Welcoming a new fur-baby into your life is an exciting (if slightly stressful) occasion. Pets relieve the stress that comes with a full-time job or a busy class schedule. Problem is, most workplaces and schools don't allow your new bundle of joy to accompany you! What should you do if you're planning to adopt a puppy but have other obligations? Keep reading to find out.
We have some good news and bad news. We'll break convention and lead with the good news: puppies sleep a lot. We're talking up to 20 hours per day!
The bad news is, puppies under the age of 16 weeks tend to sleep in short bursts of 30 minutes to 2 hours. To make matters slightly more inconvenient, young puppies between 8 and 12 weeks old can only hold their bladders for 1 to 2 hours. So unless your boss is super accommodating, you probably won't be able to come home to check on your puppy that often.
Knowing all that, how long can you leave your puppy alone? Short answer: it depends on their age, breed, health, temperament, and other factors. To keep your puppy healthy and happy while you're away, follow this general rule:
Puppies younger than 6 months: 2 hours max
Puppies older than 6 months: 4 hours max
According to the Humane Society, puppies can hold their bladder for up to 1 hour for every month of life. For example, an 8-week-old puppy can hold their bladder for up to 2 hours. Health issues can affect how often they need to potty, so keep this in mind as well.
Just because a 6-month-old puppy can hold their bladder for up to 6 hours doesn't mean it's a good idea to leave them alone for that long. Their young bodies and brains are still developing, and leaving them alone for too long can lead to behavioral issues.
No dog should be left alone for a full 8-hour workday.
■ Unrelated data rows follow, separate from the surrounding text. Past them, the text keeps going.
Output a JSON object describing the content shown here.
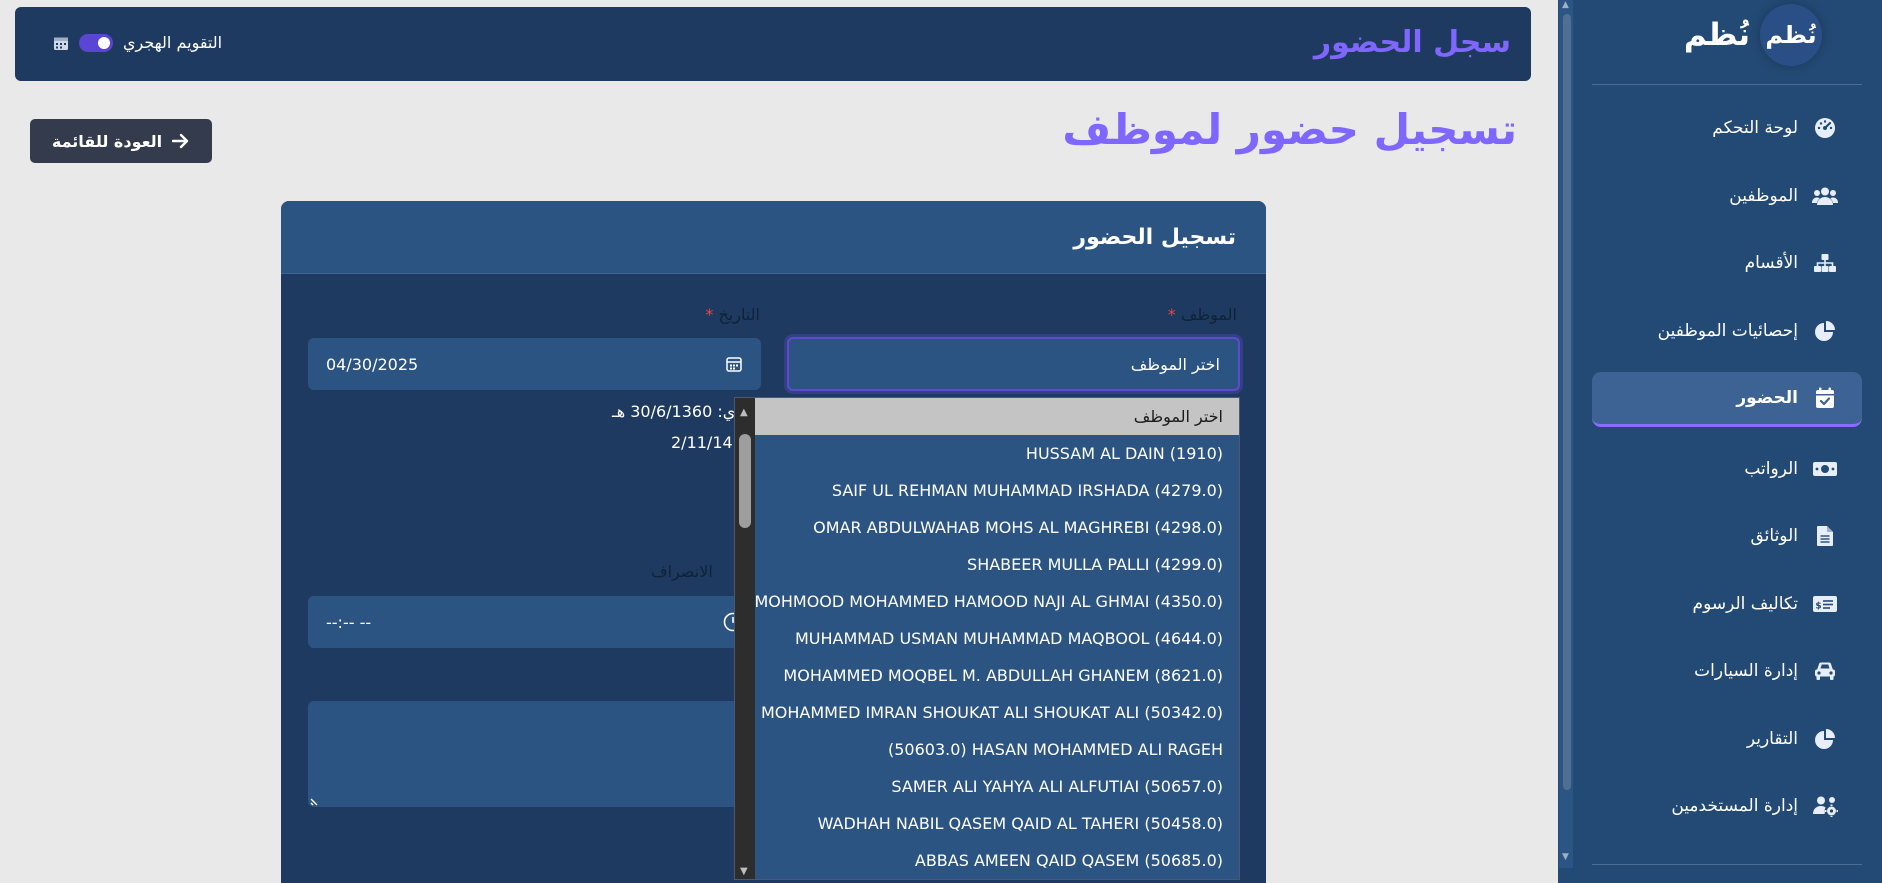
{
  "topbar": {
    "title": "سجل الحضور",
    "hijri_label": "التقويم الهجري"
  },
  "sidebar": {
    "brand": {
      "badge": "نُظم",
      "name": "نُظم"
    },
    "items": [
      {
        "label": "لوحة التحكم",
        "icon": "dashboard-icon"
      },
      {
        "label": "الموظفين",
        "icon": "users-icon"
      },
      {
        "label": "الأقسام",
        "icon": "sitemap-icon"
      },
      {
        "label": "إحصائيات الموظفين",
        "icon": "pie-chart-icon"
      },
      {
        "label": "الحضور",
        "icon": "calendar-check-icon",
        "active": true
      },
      {
        "label": "الرواتب",
        "icon": "money-icon"
      },
      {
        "label": "الوثائق",
        "icon": "document-icon"
      },
      {
        "label": "تكاليف الرسوم",
        "icon": "fee-card-icon"
      },
      {
        "label": "إدارة السيارات",
        "icon": "car-icon"
      },
      {
        "label": "التقارير",
        "icon": "pie-chart-icon"
      },
      {
        "label": "إدارة المستخدمين",
        "icon": "users-cog-icon"
      }
    ]
  },
  "page": {
    "title": "تسجيل حضور لموظف",
    "back_label": "العودة للقائمة"
  },
  "form": {
    "card_title": "تسجيل الحضور",
    "employee_label": "الموظف",
    "employee_placeholder": "اختر الموظف",
    "date_label": "التاريخ",
    "date_value": "04/30/2025",
    "hijri_line_1": "ري: 30/6/1360 هـ",
    "hijri_line_2": "2/11/14 هـ",
    "checkout_label": "الانصراف",
    "checkout_value": "--:-- --",
    "required_mark": "*"
  },
  "dropdown": {
    "options": [
      "اختر الموظف",
      "HUSSAM AL DAIN (1910)",
      "SAIF UL REHMAN MUHAMMAD IRSHADA (4279.0)",
      "OMAR ABDULWAHAB MOHS AL MAGHREBI (4298.0)",
      "SHABEER MULLA PALLI (4299.0)",
      "MOHMOOD MOHAMMED HAMOOD NAJI AL GHMAI (4350.0)",
      "MUHAMMAD USMAN MUHAMMAD MAQBOOL (4644.0)",
      "MOHAMMED MOQBEL M. ABDULLAH GHANEM (8621.0)",
      "MOHAMMED IMRAN SHOUKAT ALI SHOUKAT ALI (50342.0)",
      "(50603.0) HASAN MOHAMMED ALI RAGEH",
      "SAMER ALI YAHYA ALI ALFUTIAI (50657.0)",
      "WADHAH NABIL QASEM QAID AL TAHERI (50458.0)",
      "ABBAS AMEEN QAID QASEM (50685.0)"
    ]
  },
  "colors": {
    "accent": "#7f66ff",
    "topbar_bg": "#1f3a60",
    "sidebar_bg": "#234a74",
    "card_bg": "#1f3a60",
    "input_bg": "#2b5482",
    "required": "#e5484d"
  }
}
The only dogs who could potentially deal with your absence for that long are adult dogs (older than 18 months) who are well-trained, well-behaved, and used to being alone for extended periods.
Okay, so you can't leave your puppy home alone for more than a few hours a day. But you also can't quit your job or your studies just to stay home with your fur-baby. What's a dog lover to do? Here are a few solutions for puppy parents with full-time obligations.
You want your puppy to get used to spending time alone, but you don't want to ship them off to a kennel every day. With Wag!, you don't have to! Book a drop-in session with a Pet Caregiver on the Wag! app to prevent accidents and keep your puppy entertained. Your Pet Caregiver will fill up your pup's food and water bowls, play with them, and ensure they're comfy and content.
Need something a little longer than a 20-minute check-in? We recommend booking a dog walker or dog sitter through the Wag! app instead. A dog walker will take Sparky on a 30-minute stroll, while a dog sitter will care for your dog in your home overnight.
No matter which service you book, you can chat with your Pet Caregiver anytime right in the app and even receive photo and video updates!
It takes a village to raise a fur-child, so don't be afraid to lean on your loved ones to ensure your puppy is well taken care of. Got a roommate who works different hours, or know a fellow pet parent who lives in the area with a more relaxed schedule? Ask them if they'd be willing to lend a helping paw with pet care.
Dogs are their healthiest and happiest when they have a solid routine with set times for meals, walks, and potty breaks. Start thinking about your pup's routine before you sign those adoption papers or pay that breeder.
Once you've got your puppy, start implementing their routine as soon as you can. The sooner you start, the quicker they'll get the hang of it.
Try to walk your dog early in the morning before you leave for work or school. A morning walk will give them a chance to potty and tire them out good and proper — chances are, they won't even notice you leave! Plus, what better way to start your day than spending some quality time in the great outdoors with your fur-child?
When done correctly, crate training works wonders. Not just for keeping your canine content while you're away, but also for protecting your shoes, furniture, and everything else puppies love to chew on.
But don't expect to just place your puppy in a crate, lock the door, and head off to work. This will cause immense stress for your fur-baby and could lead to separation anxiety. It will also sabotage your potty training efforts — young dogs simply can't hold their bladders for that long.
You should be present for every training session when you first introduce the crate to your dog. Keep sessions short, and make sure their crate is as cozy and inviting as can be.
Puppies younger than 6 months should never be left in a crate longer than 3 to 4 hours a day (or 2 hours if they're still potty training).
If all else fails, consider sending your pooch off to a doggy daycare facility. Not only will this help socialize them with other doggos, but it will also ensure they're getting the activity and stimulation they need to grow into a well-mannered woofer.